A House committee agreed to strike out from their charter change (Cha-Cha) resolution the proposed amendment that would have allowed foreigners to own land in the Philippines.
On Tuesday, February 2, the House committee on constitutional amendments deleted this provision just before they approved Resolution of Both Houses (RBH) No. 2, which is designed to allow Congress to tinker with the current restrictions on foreign investors by way of legislation.
The committee gave their nod to economic Cha-Cha on the same day the country commemorated the 34th anniversary of the 1987 Constitution’s ratification.
It was panel vice chair and Iloilo 3rd District Representative Lorenz Defensor who moved to drop RBH 2’s original proposal to add the phrase “unless otherwise provided by law” to Section 7, Article XII of the charter.
The provision currently states that “no private lands shall be transferred or conveyed except to individuals, corporations, or associations qualified to acquire or hold lands of public domain.”
Had the committee agreed to pass RBH 2 as is, then adding the phrase “unless otherwise provided by law” would have essentially empowered Congress to pass a bill allowing foreign ownership of land in the Philippines.
Department of Finance Secretary Carlos Dominguez, who generally backs economic Cha-Cha, had previously cautioned lawmakers against opening up land ownership to foreigners.
He said land ownership is an “emotional” issue in the Philippines, whose colonial history saw foreigners like the Spaniards dispossessing land from Filipinos.
Instead, Dominguez recommended allowing foreigners to just lease land in the long term, which is one of the economic amendments currently being proposed under RBH 2.
“We can open it (economy) as wide as we can, with the exception of land ownership…. Land is a very emotional issue for Filipinos. However, there are ways to get around land ownership,” said Dominguez during the House hearing last January 26.
Speaker Lord Allan Velasco, main author of RBH 2, and other lawmakers have defended their revived Cha-Cha efforts by saying allowing more foreign investors would help the economy recover from the coronavirus pandemic.

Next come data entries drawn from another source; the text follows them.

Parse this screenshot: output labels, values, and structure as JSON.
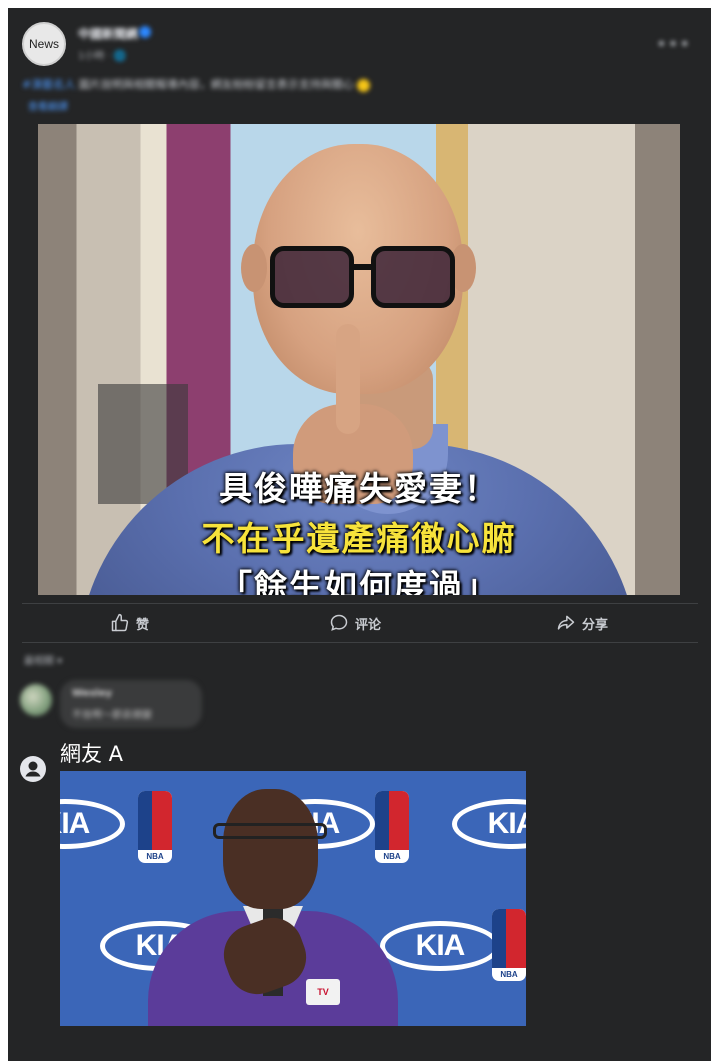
{
  "post": {
    "avatar_text": "News",
    "page_name": "中國新聞網",
    "meta": "1小時 · 🌐",
    "text_hashtag": "#演藝名人",
    "text_body": " 圖片說明與相關報導內容，網友紛紛留言表示支持與關心",
    "see_translation": "查看翻譯",
    "image_captions": [
      "具俊曄痛失愛妻！",
      "不在乎遺產痛徹心腑",
      "「餘生如何度過」"
    ]
  },
  "actions": {
    "like_label": "赞",
    "comment_label": "评论",
    "share_label": "分享"
  },
  "comments": {
    "sort_label": "最相關 ▾",
    "blurred_comment": {
      "name": "Wesley",
      "text": "不捨啊～節哀順變"
    },
    "reply": {
      "name": "網友 A",
      "image_logo_text": "KIA",
      "nba_text": "NBA",
      "mic_text": "TV"
    }
  },
  "colors": {
    "background": "#242526",
    "accent": "#2d88ff",
    "caption_yellow": "#f7e33b"
  }
}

But their counterparts in the Senate are mostly not convinced, with senators questioning the propriety of pursuing Cha-Cha right in the middle of the COVID-19 crisis and this close to the 2022 presidential elections.